:: ASSIGNMENT ::
Find every line in the records below that holds the word "Transitions", and copy it out.

:: INFORMATION SUPPLIED ::

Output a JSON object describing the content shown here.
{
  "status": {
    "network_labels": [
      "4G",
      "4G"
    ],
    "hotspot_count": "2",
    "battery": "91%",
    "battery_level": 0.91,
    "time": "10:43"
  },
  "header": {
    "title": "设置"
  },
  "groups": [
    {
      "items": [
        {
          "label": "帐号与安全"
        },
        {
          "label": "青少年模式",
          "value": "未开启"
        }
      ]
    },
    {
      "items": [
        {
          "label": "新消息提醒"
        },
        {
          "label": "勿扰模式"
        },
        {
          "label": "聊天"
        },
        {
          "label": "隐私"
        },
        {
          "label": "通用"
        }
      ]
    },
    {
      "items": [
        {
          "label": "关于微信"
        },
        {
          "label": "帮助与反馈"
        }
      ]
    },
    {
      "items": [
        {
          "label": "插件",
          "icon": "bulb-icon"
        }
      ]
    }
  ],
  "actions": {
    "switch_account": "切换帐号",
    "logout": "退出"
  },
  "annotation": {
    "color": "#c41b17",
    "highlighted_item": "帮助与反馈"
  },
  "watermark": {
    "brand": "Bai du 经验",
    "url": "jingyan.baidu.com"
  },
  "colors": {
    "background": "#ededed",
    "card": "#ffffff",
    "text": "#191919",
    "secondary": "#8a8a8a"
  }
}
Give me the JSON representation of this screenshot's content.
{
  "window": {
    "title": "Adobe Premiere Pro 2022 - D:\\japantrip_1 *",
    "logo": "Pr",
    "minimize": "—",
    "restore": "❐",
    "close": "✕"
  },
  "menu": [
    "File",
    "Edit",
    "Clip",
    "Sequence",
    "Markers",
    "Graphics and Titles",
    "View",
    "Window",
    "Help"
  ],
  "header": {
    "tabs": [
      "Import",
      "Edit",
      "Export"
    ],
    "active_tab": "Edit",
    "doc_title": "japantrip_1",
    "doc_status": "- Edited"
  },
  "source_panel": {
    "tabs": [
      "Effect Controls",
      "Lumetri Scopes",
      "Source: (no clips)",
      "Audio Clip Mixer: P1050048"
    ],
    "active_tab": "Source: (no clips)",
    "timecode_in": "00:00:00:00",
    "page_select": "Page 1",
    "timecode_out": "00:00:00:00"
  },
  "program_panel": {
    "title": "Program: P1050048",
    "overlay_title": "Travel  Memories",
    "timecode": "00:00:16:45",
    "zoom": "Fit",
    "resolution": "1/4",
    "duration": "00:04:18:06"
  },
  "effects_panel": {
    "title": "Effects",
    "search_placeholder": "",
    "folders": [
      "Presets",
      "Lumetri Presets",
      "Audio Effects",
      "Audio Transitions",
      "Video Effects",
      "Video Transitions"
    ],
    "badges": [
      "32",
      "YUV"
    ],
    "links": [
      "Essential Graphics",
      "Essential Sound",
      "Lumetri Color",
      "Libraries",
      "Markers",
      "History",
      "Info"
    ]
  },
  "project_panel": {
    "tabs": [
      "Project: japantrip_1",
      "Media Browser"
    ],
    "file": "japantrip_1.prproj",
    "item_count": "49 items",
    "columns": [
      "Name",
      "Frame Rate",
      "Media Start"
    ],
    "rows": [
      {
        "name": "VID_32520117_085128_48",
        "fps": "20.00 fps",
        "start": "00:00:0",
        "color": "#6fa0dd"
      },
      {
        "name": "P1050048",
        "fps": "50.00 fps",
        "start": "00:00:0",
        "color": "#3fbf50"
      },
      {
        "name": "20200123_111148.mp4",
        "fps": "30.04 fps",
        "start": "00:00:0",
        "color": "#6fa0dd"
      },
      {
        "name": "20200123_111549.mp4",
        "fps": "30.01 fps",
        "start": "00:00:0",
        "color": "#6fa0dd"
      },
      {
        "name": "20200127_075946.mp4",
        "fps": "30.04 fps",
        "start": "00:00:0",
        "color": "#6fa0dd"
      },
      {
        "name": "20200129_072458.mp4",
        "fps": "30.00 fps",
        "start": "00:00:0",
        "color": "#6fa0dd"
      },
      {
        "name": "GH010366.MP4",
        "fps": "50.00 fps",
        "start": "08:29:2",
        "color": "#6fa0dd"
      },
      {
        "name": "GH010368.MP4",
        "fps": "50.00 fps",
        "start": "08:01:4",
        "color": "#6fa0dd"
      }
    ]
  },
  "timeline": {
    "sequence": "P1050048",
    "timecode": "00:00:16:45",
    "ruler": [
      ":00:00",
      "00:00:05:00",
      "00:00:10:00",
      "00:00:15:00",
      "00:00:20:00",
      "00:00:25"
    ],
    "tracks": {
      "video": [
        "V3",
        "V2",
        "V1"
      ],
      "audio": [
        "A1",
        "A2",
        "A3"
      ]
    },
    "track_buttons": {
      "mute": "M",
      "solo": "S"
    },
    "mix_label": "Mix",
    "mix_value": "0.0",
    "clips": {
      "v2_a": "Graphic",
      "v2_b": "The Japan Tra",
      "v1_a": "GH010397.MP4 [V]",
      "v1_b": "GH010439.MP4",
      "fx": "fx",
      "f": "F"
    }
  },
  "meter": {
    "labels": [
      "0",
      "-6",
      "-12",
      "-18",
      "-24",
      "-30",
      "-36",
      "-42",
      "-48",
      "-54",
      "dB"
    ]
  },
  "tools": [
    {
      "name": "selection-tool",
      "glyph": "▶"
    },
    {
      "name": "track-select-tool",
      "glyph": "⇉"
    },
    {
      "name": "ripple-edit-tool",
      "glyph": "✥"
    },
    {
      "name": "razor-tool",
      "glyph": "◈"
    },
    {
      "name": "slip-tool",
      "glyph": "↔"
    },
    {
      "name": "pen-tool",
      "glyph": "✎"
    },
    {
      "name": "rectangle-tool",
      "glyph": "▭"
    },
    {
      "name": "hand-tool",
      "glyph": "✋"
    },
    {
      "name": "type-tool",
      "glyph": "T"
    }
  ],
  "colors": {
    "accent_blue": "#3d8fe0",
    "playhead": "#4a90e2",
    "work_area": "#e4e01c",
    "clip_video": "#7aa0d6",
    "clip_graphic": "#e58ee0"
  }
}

:: RESULT OF THE TASK ::
      "Audio Transitions",
      "Video Transitions"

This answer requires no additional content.